DATA FOR THIS EXERCISE
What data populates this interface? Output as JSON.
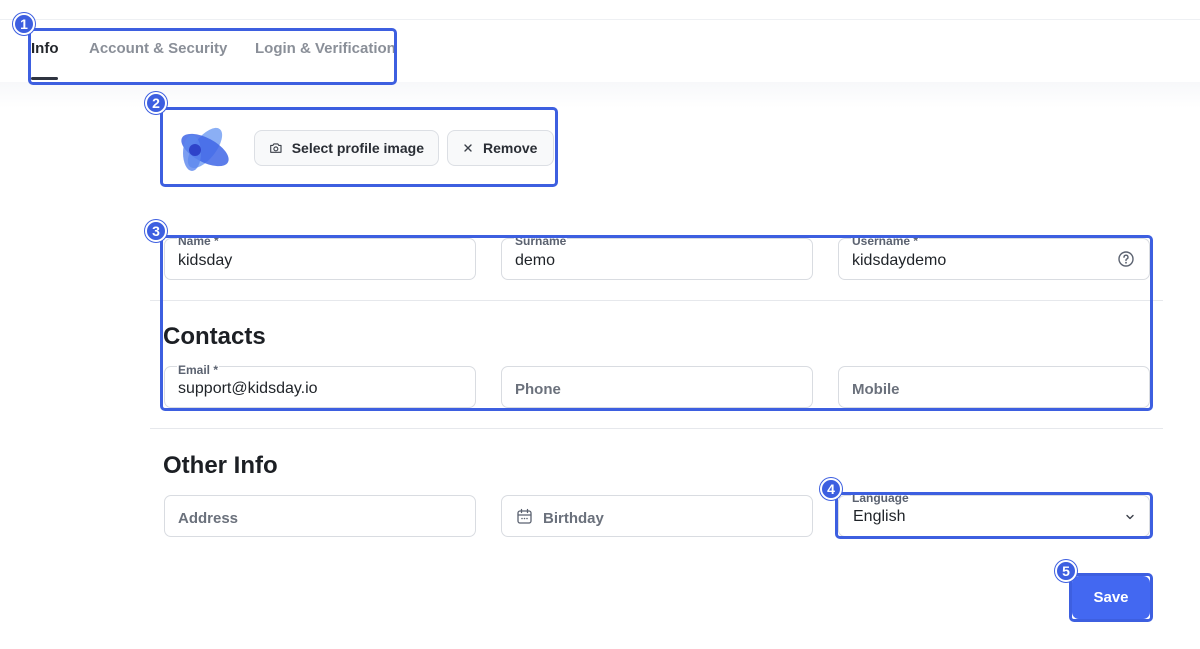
{
  "tabs": [
    {
      "label": "Info"
    },
    {
      "label": "Account & Security"
    },
    {
      "label": "Login & Verification"
    }
  ],
  "profile_image": {
    "select_label": "Select profile image",
    "remove_label": "Remove"
  },
  "personal": {
    "name": {
      "label": "Name *",
      "value": "kidsday"
    },
    "surname": {
      "label": "Surname",
      "value": "demo"
    },
    "username": {
      "label": "Username *",
      "value": "kidsdaydemo"
    }
  },
  "contacts": {
    "title": "Contacts",
    "email": {
      "label": "Email *",
      "value": "support@kidsday.io"
    },
    "phone": {
      "placeholder": "Phone"
    },
    "mobile": {
      "placeholder": "Mobile"
    }
  },
  "other_info": {
    "title": "Other Info",
    "address": {
      "placeholder": "Address"
    },
    "birthday": {
      "placeholder": "Birthday"
    },
    "language": {
      "label": "Language",
      "value": "English"
    }
  },
  "save_label": "Save",
  "annotations": [
    "1",
    "2",
    "3",
    "4",
    "5"
  ],
  "colors": {
    "accent": "#4368f1",
    "annotation": "#3d5fe0"
  }
}
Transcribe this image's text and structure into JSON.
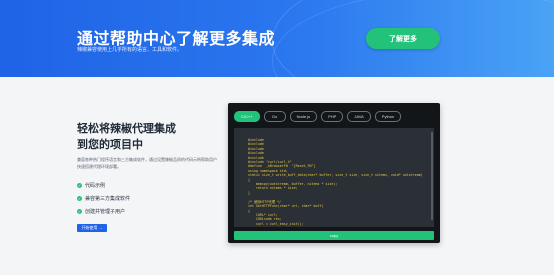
{
  "hero": {
    "title": "通过帮助中心了解更多集成",
    "subtitle": "辣椒兼容使用上几乎所有的语言、工具和软件。",
    "button": "了解更多"
  },
  "left": {
    "title_line1": "轻松将辣椒代理集成",
    "title_line2": "到您的项目中",
    "description": "兼容各种热门程序语言和三方集成软件，通过设置辣椒品质的代码示例帮助用户快速搭建代理环境部署。",
    "features": [
      "代码示例",
      "兼容第三方集成软件",
      "创建并管理子用户"
    ],
    "start_button": "开始使用 →"
  },
  "code_panel": {
    "tabs": [
      "C/C++",
      "Go",
      "Node.js",
      "PHP",
      "JAVA",
      "Python"
    ],
    "active_tab": 0,
    "code": "#include\n#include\n#include\n#include\n#include\n#include \"curl/curl.h\"\n#define  _kBrowserFN  \"[Reset_FN\"]\nusing namespace std;\nstatic size_t write_buff_data(char* buffer, size_t size, size_t nitems, void* outstream)\n{\n    memcpy(outstream, buffer, nitems * size);\n    return nitems * size;\n}\n\n/* 使用HTTP代理 */\nint GetHTTPFunc(char* url, char* buff)\n{\n    CURL* curl;\n    CURLcode res;\n    curl = curl_easy_init();",
    "copy_button": "copy"
  }
}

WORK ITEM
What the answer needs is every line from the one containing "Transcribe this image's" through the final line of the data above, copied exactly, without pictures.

OUTPUT OF THE TASK
Transcribe this image's text and structure into JSON.
{
  "hero": {
    "title": "通过帮助中心了解更多集成",
    "subtitle": "辣椒兼容使用上几乎所有的语言、工具和软件。",
    "button": "了解更多"
  },
  "left": {
    "title_line1": "轻松将辣椒代理集成",
    "title_line2": "到您的项目中",
    "description": "兼容各种热门程序语言和三方集成软件，通过设置辣椒品质的代码示例帮助用户快速搭建代理环境部署。",
    "features": [
      "代码示例",
      "兼容第三方集成软件",
      "创建并管理子用户"
    ],
    "start_button": "开始使用 →"
  },
  "code_panel": {
    "tabs": [
      "C/C++",
      "Go",
      "Node.js",
      "PHP",
      "JAVA",
      "Python"
    ],
    "active_tab": 0,
    "code": "#include\n#include\n#include\n#include\n#include\n#include \"curl/curl.h\"\n#define  _kBrowserFN  \"[Reset_FN\"]\nusing namespace std;\nstatic size_t write_buff_data(char* buffer, size_t size, size_t nitems, void* outstream)\n{\n    memcpy(outstream, buffer, nitems * size);\n    return nitems * size;\n}\n\n/* 使用HTTP代理 */\nint GetHTTPFunc(char* url, char* buff)\n{\n    CURL* curl;\n    CURLcode res;\n    curl = curl_easy_init();",
    "copy_button": "copy"
  }
}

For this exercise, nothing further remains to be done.